:: Given records ::
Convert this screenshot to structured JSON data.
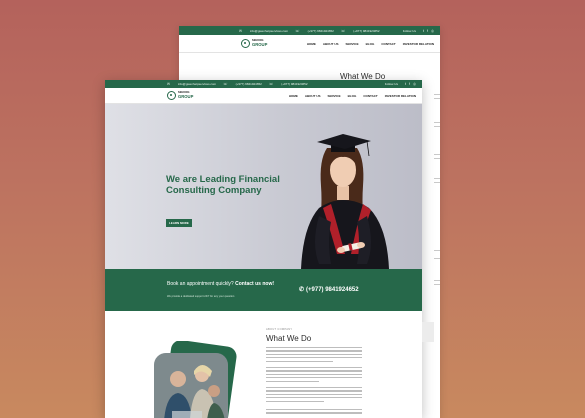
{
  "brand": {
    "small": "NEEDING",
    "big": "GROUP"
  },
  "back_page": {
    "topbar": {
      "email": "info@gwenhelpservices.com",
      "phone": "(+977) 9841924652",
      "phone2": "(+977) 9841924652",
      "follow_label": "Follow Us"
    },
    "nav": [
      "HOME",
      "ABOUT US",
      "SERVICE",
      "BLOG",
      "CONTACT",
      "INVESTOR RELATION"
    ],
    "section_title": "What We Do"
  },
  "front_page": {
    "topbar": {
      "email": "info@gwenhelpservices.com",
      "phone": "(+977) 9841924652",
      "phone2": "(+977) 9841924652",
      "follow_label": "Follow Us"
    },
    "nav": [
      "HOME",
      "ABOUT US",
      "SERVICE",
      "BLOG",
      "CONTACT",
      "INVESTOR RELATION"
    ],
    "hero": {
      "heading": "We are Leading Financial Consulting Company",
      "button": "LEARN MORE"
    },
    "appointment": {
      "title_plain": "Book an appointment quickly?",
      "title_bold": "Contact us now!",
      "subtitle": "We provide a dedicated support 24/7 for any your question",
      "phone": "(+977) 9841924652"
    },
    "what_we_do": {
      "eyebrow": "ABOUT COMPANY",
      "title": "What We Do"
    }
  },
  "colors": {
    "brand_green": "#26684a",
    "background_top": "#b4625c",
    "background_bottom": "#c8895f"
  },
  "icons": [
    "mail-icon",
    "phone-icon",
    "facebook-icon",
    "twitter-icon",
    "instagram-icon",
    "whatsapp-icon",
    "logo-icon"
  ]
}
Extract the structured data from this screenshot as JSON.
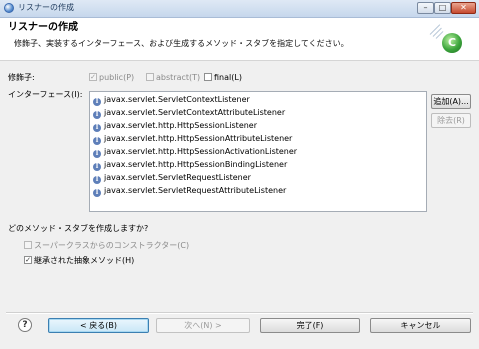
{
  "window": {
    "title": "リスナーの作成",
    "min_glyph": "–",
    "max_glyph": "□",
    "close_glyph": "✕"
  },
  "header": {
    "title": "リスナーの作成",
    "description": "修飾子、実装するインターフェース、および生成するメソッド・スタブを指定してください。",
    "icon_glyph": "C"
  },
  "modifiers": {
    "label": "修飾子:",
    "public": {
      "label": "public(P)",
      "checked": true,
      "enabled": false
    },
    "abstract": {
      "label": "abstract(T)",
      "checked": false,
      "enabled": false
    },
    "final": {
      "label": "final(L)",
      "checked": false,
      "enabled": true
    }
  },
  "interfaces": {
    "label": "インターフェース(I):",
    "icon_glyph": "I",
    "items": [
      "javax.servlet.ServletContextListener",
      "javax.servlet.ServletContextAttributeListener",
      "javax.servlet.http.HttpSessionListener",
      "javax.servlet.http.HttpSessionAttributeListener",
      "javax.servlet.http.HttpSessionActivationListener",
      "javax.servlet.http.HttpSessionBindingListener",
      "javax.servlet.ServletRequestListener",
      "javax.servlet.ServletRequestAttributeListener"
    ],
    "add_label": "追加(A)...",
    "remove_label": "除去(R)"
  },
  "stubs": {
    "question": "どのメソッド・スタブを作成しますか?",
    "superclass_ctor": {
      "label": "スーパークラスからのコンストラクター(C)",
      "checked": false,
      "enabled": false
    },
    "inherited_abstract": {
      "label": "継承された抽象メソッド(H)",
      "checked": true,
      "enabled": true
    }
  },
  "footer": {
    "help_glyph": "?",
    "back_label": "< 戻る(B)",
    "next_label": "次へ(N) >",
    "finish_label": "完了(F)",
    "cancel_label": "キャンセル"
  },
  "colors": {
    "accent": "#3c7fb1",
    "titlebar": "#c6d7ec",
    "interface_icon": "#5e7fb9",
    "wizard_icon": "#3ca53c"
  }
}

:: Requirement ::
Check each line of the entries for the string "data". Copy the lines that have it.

:: Reply ::
Convert this screenshot to structured JSON data.
Extract the structured data from this screenshot as JSON.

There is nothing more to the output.